◆ **About this exercise**
Match the word "price". Return each line of the data below where it appears.
- - - - - - -
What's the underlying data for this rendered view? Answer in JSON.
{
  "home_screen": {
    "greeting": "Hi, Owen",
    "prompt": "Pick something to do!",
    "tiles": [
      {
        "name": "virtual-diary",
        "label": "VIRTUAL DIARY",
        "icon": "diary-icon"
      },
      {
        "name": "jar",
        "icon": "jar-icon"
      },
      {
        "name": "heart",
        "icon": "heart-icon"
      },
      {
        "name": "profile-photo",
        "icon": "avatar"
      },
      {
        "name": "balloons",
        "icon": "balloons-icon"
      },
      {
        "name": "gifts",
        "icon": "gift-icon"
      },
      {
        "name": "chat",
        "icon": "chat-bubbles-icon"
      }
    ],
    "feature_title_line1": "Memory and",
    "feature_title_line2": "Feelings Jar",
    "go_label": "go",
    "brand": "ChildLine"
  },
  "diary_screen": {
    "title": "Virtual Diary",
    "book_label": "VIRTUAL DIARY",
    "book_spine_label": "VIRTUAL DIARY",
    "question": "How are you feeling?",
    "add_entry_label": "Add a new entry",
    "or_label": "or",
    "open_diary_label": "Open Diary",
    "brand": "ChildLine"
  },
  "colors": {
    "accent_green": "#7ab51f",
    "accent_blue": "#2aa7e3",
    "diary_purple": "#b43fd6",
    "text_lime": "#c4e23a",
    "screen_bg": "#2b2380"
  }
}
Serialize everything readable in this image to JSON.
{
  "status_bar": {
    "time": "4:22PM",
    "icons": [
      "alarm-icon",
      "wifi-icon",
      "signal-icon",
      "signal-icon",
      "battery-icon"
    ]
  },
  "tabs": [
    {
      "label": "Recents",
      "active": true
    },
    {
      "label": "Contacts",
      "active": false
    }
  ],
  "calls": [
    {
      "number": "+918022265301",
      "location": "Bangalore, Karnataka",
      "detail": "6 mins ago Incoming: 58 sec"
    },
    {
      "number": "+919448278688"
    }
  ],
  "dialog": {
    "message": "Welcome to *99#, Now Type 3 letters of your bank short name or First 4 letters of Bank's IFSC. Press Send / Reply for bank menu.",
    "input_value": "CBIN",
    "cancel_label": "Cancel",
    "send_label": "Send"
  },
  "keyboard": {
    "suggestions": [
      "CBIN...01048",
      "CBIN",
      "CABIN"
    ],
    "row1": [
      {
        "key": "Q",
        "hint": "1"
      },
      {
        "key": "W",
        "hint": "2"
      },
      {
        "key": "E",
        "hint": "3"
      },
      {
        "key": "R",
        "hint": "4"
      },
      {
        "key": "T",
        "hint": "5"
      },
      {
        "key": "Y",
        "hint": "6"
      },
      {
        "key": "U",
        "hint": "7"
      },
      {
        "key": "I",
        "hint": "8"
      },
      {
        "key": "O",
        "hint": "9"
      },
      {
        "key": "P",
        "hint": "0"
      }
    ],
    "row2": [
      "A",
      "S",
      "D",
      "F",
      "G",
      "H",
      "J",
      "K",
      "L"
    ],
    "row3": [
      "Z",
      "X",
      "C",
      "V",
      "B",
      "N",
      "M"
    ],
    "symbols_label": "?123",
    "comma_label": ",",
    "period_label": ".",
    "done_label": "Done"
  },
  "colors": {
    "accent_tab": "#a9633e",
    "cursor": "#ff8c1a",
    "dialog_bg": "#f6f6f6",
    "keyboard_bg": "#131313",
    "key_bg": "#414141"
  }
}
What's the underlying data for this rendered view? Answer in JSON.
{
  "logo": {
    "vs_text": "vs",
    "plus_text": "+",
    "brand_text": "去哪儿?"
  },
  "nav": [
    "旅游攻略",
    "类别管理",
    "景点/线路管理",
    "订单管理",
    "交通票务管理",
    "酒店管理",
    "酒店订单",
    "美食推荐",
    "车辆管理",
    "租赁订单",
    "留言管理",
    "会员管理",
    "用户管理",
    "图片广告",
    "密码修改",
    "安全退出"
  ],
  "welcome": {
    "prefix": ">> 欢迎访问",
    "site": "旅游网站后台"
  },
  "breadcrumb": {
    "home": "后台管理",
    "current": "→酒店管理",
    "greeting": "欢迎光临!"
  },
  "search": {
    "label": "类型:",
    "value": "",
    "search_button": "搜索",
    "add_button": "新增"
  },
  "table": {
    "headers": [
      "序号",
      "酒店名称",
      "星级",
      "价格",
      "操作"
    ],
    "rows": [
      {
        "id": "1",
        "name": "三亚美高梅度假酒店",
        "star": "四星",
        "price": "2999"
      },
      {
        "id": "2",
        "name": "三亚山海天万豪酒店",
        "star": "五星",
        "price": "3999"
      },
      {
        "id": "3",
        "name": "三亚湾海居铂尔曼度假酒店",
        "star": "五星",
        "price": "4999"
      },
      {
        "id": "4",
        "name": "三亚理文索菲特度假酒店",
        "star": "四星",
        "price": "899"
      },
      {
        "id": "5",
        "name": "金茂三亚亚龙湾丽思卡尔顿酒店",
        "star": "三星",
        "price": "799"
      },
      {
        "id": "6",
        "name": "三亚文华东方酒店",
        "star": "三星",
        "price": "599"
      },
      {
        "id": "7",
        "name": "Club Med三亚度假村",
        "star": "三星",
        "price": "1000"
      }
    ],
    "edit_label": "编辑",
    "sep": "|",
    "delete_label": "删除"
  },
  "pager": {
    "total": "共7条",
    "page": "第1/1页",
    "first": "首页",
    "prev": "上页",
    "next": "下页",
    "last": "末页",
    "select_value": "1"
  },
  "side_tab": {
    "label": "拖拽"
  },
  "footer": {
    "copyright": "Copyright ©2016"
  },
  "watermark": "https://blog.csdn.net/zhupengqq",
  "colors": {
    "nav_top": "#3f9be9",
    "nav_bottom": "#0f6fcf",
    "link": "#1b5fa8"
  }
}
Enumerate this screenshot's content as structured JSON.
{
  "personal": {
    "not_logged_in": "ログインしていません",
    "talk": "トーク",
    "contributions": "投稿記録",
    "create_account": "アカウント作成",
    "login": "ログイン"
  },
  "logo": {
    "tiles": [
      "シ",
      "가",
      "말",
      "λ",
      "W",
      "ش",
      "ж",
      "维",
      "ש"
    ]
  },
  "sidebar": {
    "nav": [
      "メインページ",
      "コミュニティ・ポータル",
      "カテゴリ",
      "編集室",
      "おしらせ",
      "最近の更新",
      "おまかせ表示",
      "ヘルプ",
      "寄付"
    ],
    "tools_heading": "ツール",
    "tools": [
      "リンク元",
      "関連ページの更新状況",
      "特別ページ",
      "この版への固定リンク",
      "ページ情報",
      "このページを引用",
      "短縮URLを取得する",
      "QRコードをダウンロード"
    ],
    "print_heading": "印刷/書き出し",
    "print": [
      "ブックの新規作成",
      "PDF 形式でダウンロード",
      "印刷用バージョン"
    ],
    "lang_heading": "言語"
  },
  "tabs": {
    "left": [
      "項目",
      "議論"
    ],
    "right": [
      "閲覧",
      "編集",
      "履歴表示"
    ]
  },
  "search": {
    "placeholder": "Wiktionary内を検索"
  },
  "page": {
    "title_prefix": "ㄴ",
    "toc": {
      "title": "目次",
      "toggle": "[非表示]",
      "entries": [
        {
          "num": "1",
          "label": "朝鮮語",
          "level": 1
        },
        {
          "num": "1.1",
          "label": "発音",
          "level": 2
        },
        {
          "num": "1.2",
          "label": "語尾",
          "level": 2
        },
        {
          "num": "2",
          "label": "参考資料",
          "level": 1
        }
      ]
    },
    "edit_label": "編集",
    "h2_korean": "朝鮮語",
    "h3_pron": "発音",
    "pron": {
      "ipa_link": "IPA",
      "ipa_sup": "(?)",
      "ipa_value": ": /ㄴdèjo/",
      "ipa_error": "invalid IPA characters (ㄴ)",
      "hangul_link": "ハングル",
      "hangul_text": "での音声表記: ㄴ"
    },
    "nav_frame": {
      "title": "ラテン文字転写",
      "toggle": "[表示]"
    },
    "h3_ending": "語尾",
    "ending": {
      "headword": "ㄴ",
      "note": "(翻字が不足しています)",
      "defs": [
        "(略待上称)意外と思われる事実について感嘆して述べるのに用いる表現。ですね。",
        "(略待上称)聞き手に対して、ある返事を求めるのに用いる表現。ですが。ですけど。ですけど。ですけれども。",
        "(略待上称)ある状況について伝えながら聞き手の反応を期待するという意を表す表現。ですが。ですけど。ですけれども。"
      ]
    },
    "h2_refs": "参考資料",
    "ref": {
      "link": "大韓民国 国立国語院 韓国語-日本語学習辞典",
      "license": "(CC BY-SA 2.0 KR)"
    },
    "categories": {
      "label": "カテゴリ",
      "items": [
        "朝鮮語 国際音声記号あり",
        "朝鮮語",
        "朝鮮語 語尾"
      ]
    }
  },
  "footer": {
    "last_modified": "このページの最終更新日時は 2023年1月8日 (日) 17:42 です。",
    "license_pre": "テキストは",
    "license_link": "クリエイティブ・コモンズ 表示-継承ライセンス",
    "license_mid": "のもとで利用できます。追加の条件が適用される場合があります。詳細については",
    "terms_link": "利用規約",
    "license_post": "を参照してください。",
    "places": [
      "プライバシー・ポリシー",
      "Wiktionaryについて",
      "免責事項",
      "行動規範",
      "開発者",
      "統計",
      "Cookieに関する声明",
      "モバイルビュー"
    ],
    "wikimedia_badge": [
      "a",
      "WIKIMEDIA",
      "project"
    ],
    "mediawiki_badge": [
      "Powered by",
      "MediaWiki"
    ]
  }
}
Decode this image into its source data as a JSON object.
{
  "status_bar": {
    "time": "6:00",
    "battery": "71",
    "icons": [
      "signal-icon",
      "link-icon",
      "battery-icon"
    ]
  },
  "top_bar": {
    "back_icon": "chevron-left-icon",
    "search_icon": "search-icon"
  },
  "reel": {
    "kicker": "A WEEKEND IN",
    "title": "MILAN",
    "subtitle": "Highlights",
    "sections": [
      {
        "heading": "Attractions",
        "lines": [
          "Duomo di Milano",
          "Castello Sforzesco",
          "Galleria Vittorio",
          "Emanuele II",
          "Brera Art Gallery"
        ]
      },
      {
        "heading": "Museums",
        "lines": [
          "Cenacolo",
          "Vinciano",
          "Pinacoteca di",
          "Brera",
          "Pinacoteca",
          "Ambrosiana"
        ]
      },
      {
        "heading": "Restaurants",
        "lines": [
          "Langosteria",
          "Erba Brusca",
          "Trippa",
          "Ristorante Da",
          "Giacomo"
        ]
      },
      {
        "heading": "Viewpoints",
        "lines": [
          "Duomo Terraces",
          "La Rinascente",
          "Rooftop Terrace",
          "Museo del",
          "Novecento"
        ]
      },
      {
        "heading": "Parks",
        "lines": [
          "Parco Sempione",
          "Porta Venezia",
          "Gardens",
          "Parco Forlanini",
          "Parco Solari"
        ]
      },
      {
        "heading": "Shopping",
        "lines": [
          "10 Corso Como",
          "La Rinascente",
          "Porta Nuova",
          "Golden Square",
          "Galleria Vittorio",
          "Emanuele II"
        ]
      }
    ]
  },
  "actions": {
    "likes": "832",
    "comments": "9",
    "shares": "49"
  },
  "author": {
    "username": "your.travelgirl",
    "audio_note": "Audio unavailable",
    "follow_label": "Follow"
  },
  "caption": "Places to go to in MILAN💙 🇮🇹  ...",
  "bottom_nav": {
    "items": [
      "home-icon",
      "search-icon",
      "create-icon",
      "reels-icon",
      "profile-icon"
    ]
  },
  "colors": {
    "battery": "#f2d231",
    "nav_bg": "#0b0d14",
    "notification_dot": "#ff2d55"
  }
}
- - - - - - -
◆ **Response box**
        "price": "2999"
        "price": "3999"
        "price": "4999"
        "price": "899"
        "price": "799"
        "price": "599"
        "price": "1000"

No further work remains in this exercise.